Your reply should be the complete data, reproduced exactly.

Dataset rows for apps and sites:
--------------------------------------------------

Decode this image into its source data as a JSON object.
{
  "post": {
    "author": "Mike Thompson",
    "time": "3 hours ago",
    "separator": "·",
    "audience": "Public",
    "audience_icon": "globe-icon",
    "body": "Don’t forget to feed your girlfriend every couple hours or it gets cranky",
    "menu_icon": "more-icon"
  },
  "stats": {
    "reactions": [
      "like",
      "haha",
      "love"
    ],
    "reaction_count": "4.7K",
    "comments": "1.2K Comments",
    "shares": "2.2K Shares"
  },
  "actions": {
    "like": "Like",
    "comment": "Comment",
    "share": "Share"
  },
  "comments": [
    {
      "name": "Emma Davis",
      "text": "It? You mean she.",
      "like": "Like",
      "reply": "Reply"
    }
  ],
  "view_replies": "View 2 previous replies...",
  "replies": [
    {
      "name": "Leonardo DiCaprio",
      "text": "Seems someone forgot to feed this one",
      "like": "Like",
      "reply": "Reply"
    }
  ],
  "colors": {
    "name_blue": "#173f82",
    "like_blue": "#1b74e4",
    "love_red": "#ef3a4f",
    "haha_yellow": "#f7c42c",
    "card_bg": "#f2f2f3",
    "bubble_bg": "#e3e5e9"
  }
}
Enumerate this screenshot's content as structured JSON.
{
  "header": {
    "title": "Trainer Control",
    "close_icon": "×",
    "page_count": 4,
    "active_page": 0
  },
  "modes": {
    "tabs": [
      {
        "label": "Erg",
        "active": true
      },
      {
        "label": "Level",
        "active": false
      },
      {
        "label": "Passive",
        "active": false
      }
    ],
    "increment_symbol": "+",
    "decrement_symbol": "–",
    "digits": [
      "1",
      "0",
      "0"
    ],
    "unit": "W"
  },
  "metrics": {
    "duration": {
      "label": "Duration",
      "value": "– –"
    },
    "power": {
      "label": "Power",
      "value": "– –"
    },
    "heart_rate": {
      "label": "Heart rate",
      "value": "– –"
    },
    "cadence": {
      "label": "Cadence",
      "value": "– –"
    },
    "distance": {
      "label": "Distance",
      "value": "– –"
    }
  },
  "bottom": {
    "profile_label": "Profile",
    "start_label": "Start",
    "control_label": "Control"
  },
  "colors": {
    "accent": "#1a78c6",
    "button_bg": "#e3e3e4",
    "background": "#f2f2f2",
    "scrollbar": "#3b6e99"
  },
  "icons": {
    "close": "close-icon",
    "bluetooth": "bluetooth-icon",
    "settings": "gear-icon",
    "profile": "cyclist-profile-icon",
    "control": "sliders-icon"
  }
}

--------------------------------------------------

EXERCISE RESPONSE
Decode this image into its source data as a JSON object.
{
  "post": {
    "author": "Mike Thompson",
    "time": "3 hours ago",
    "separator": "·",
    "audience": "Public",
    "audience_icon": "globe-icon",
    "body": "Don’t forget to feed your girlfriend every couple hours or it gets cranky",
    "menu_icon": "more-icon"
  },
  "stats": {
    "reactions": [
      "like",
      "haha",
      "love"
    ],
    "reaction_count": "4.7K",
    "comments": "1.2K Comments",
    "shares": "2.2K Shares"
  },
  "actions": {
    "like": "Like",
    "comment": "Comment",
    "share": "Share"
  },
  "comments": [
    {
      "name": "Emma Davis",
      "text": "It? You mean she.",
      "like": "Like",
      "reply": "Reply"
    }
  ],
  "view_replies": "View 2 previous replies...",
  "replies": [
    {
      "name": "Leonardo DiCaprio",
      "text": "Seems someone forgot to feed this one",
      "like": "Like",
      "reply": "Reply"
    }
  ],
  "colors": {
    "name_blue": "#173f82",
    "like_blue": "#1b74e4",
    "love_red": "#ef3a4f",
    "haha_yellow": "#f7c42c",
    "card_bg": "#f2f2f3",
    "bubble_bg": "#e3e5e9"
  }
}
Enumerate this screenshot's content as structured JSON.
{
  "header": {
    "title": "Trainer Control",
    "close_icon": "×",
    "page_count": 4,
    "active_page": 0
  },
  "modes": {
    "tabs": [
      {
        "label": "Erg",
        "active": true
      },
      {
        "label": "Level",
        "active": false
      },
      {
        "label": "Passive",
        "active": false
      }
    ],
    "increment_symbol": "+",
    "decrement_symbol": "–",
    "digits": [
      "1",
      "0",
      "0"
    ],
    "unit": "W"
  },
  "metrics": {
    "duration": {
      "label": "Duration",
      "value": "– –"
    },
    "power": {
      "label": "Power",
      "value": "– –"
    },
    "heart_rate": {
      "label": "Heart rate",
      "value": "– –"
    },
    "cadence": {
      "label": "Cadence",
      "value": "– –"
    },
    "distance": {
      "label": "Distance",
      "value": "– –"
    }
  },
  "bottom": {
    "profile_label": "Profile",
    "start_label": "Start",
    "control_label": "Control"
  },
  "colors": {
    "accent": "#1a78c6",
    "button_bg": "#e3e3e4",
    "background": "#f2f2f2",
    "scrollbar": "#3b6e99"
  },
  "icons": {
    "close": "close-icon",
    "bluetooth": "bluetooth-icon",
    "settings": "gear-icon",
    "profile": "cyclist-profile-icon",
    "control": "sliders-icon"
  }
}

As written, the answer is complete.